▸ Data listing
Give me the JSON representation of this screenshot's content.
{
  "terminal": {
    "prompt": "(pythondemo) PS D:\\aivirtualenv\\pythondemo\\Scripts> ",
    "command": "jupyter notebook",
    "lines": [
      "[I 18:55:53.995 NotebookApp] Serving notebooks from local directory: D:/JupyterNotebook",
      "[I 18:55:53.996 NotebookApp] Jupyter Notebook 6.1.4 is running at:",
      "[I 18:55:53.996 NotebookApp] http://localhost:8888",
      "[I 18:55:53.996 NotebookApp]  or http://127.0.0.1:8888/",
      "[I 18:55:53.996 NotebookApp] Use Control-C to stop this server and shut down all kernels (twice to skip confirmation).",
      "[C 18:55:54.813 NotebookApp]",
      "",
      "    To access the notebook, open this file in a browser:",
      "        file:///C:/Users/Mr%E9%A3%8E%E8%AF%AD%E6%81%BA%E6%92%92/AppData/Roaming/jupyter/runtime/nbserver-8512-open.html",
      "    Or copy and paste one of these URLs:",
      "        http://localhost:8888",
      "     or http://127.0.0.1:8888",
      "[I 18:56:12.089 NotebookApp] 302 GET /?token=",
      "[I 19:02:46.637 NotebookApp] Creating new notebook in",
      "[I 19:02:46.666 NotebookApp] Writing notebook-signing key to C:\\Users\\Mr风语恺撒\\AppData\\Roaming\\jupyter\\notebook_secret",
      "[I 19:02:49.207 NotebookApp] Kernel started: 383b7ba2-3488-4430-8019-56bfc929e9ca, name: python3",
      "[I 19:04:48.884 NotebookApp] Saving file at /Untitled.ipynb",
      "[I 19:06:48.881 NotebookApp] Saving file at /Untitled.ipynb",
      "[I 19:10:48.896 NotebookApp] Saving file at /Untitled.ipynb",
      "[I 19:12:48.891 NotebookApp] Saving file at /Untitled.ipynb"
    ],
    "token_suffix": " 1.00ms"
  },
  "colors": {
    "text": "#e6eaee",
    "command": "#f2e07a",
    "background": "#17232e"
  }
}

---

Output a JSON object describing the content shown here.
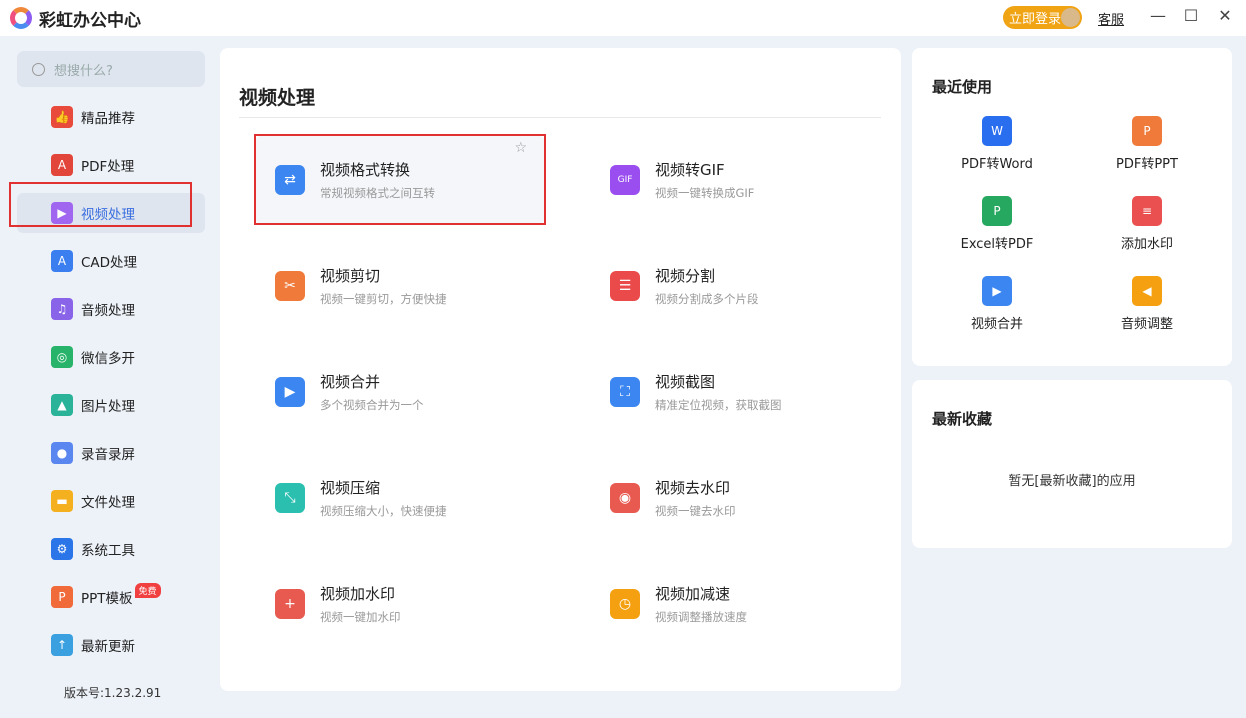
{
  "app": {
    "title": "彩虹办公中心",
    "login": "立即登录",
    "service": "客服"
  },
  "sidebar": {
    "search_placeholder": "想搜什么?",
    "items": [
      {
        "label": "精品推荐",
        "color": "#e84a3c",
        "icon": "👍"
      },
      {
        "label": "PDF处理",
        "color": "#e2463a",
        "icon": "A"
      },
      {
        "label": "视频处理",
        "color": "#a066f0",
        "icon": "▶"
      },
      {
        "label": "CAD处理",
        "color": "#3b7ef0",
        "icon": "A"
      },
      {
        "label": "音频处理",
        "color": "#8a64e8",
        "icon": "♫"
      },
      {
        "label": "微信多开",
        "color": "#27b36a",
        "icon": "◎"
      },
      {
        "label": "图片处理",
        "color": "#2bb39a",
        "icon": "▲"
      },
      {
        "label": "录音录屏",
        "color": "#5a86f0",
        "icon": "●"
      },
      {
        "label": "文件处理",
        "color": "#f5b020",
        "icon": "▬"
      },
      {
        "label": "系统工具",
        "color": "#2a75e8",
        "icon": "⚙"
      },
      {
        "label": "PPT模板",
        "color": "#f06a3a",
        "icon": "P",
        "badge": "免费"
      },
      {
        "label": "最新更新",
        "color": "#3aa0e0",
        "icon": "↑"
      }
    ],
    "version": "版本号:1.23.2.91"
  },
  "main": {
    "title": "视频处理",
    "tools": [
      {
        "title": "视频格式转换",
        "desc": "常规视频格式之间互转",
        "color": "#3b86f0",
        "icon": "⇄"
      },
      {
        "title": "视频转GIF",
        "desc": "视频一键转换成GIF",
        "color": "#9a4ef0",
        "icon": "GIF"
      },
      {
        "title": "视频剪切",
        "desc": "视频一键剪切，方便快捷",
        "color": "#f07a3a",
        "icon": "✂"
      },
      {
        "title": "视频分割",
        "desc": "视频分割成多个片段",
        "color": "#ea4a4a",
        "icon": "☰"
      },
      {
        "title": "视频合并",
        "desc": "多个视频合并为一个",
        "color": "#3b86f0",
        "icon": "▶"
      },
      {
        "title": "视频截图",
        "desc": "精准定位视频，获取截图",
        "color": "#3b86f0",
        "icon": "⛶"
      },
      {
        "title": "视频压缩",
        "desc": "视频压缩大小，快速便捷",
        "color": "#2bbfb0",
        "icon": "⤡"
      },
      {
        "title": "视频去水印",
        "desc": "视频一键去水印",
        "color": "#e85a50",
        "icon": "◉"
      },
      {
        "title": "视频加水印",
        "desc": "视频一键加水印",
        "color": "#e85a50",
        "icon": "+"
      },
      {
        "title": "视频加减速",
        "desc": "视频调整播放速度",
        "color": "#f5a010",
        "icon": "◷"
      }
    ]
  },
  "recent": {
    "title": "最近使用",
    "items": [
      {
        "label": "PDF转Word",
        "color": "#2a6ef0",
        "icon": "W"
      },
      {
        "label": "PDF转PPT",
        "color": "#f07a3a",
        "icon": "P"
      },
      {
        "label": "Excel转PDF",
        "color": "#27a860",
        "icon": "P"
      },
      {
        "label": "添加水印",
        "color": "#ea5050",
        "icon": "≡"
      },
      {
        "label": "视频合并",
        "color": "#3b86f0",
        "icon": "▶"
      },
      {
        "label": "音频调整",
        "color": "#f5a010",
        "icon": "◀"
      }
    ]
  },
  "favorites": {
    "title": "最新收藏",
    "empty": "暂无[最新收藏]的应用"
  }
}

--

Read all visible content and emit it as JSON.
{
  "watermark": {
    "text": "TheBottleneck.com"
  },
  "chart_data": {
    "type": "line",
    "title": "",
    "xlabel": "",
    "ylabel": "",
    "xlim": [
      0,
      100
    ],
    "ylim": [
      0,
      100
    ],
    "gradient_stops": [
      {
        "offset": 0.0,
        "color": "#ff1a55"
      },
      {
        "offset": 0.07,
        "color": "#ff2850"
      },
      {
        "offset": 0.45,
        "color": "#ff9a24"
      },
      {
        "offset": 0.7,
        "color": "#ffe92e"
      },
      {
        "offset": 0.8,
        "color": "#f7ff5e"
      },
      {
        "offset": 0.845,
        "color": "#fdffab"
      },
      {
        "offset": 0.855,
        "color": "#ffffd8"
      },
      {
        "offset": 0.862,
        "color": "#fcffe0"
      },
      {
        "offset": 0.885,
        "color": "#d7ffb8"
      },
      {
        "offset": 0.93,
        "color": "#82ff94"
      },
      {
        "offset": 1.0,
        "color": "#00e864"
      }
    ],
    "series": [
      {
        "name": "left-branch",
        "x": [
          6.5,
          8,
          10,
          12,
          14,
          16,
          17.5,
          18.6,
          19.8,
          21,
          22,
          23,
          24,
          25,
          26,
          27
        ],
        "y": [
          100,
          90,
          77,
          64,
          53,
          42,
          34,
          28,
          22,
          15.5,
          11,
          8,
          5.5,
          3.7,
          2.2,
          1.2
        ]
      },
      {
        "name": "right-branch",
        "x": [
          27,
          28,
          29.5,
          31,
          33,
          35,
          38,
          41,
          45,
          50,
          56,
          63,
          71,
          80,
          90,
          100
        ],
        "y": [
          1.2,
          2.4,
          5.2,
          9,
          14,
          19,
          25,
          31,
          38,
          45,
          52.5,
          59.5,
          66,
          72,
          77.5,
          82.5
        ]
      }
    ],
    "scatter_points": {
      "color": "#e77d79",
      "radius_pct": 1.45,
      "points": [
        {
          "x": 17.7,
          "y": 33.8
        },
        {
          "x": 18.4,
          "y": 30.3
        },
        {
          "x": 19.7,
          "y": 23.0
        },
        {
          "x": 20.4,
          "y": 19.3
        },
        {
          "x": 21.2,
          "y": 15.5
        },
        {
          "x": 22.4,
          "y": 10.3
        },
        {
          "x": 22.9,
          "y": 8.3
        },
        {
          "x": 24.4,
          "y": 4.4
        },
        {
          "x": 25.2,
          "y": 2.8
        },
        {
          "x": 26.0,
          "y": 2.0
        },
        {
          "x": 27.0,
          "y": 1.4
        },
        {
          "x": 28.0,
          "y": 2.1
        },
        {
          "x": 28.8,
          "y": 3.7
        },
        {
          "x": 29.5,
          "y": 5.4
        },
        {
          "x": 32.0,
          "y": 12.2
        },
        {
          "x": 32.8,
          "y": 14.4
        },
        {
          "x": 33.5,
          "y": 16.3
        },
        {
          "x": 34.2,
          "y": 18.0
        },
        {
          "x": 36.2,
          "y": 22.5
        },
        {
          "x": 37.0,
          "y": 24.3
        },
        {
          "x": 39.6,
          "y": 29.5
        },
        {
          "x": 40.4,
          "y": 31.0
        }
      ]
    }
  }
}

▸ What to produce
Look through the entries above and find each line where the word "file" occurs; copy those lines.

▸ Exercise answer
      "    To access the notebook, open this file in a browser:",
      "        file:///C:/Users/Mr%E9%A3%8E%E8%AF%AD%E6%81%BA%E6%92%92/AppData/Roaming/jupyter/runtime/nbserver-8512-open.html",
      "[I 19:04:48.884 NotebookApp] Saving file at /Untitled.ipynb",
      "[I 19:06:48.881 NotebookApp] Saving file at /Untitled.ipynb",
      "[I 19:10:48.896 NotebookApp] Saving file at /Untitled.ipynb",
      "[I 19:12:48.891 NotebookApp] Saving file at /Untitled.ipynb"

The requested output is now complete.